Requirement: Examine the records and identify each line that includes the string "Wondama". Copy those lines.

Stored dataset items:
* * * * *
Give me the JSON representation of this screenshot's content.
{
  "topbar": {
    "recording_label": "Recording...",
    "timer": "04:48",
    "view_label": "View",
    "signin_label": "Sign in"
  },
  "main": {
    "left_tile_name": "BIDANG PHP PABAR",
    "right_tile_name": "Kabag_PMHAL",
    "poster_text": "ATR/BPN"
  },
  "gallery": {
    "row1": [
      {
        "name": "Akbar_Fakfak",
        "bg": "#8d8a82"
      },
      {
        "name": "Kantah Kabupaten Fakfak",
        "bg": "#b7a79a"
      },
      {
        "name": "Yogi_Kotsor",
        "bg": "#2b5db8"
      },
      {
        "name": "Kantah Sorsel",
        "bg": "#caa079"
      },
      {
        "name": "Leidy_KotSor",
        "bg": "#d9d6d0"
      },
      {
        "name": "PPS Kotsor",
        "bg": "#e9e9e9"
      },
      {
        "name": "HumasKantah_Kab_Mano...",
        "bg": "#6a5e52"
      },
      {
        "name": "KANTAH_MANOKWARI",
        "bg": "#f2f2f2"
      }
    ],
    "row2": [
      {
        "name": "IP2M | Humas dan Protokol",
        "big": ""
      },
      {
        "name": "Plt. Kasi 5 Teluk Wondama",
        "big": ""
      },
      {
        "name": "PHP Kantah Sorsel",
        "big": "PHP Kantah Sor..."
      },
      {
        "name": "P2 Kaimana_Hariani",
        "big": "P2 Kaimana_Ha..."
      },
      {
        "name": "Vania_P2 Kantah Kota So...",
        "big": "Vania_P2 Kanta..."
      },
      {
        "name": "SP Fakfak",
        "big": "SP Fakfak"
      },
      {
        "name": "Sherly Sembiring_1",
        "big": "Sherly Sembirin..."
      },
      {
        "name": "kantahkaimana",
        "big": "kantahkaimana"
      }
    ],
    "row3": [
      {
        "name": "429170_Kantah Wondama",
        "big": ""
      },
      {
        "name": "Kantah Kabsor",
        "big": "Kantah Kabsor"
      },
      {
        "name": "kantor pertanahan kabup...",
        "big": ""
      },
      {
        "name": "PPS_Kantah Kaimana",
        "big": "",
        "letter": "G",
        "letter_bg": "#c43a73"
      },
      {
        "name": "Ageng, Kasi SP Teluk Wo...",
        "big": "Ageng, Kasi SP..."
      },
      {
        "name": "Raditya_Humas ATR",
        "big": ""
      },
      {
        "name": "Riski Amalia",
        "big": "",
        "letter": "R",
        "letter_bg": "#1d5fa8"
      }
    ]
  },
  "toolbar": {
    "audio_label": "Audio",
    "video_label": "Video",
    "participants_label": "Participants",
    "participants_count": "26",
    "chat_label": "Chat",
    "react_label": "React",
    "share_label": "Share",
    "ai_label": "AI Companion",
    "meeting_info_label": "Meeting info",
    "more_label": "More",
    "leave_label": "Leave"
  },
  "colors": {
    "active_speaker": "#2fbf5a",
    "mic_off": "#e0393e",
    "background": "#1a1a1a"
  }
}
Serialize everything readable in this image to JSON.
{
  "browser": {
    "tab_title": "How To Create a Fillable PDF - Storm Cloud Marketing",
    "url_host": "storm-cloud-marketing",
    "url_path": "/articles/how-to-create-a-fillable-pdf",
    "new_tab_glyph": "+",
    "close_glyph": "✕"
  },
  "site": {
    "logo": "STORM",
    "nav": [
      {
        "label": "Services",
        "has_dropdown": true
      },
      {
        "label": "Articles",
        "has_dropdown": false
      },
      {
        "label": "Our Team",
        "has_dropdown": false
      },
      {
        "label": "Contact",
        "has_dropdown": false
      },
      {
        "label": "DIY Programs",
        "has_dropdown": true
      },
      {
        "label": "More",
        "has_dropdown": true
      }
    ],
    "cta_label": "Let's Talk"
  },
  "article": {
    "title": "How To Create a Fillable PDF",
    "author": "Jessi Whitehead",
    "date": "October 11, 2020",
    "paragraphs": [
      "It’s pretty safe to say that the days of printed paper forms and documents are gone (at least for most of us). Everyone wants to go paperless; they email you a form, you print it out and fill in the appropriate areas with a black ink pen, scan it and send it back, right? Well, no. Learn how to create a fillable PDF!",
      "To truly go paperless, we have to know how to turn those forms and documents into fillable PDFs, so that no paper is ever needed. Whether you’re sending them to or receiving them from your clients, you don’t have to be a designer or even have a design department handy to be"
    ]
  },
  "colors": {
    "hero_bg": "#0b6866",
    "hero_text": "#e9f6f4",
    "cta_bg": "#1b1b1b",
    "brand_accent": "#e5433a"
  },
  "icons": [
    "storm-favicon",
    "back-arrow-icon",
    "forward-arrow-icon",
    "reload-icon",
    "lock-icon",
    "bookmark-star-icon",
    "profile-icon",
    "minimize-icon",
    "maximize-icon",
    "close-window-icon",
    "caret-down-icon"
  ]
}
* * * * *
Solution to the problem:
        "name": "Plt. Kasi 5 Teluk Wondama",
        "name": "429170_Kantah Wondama",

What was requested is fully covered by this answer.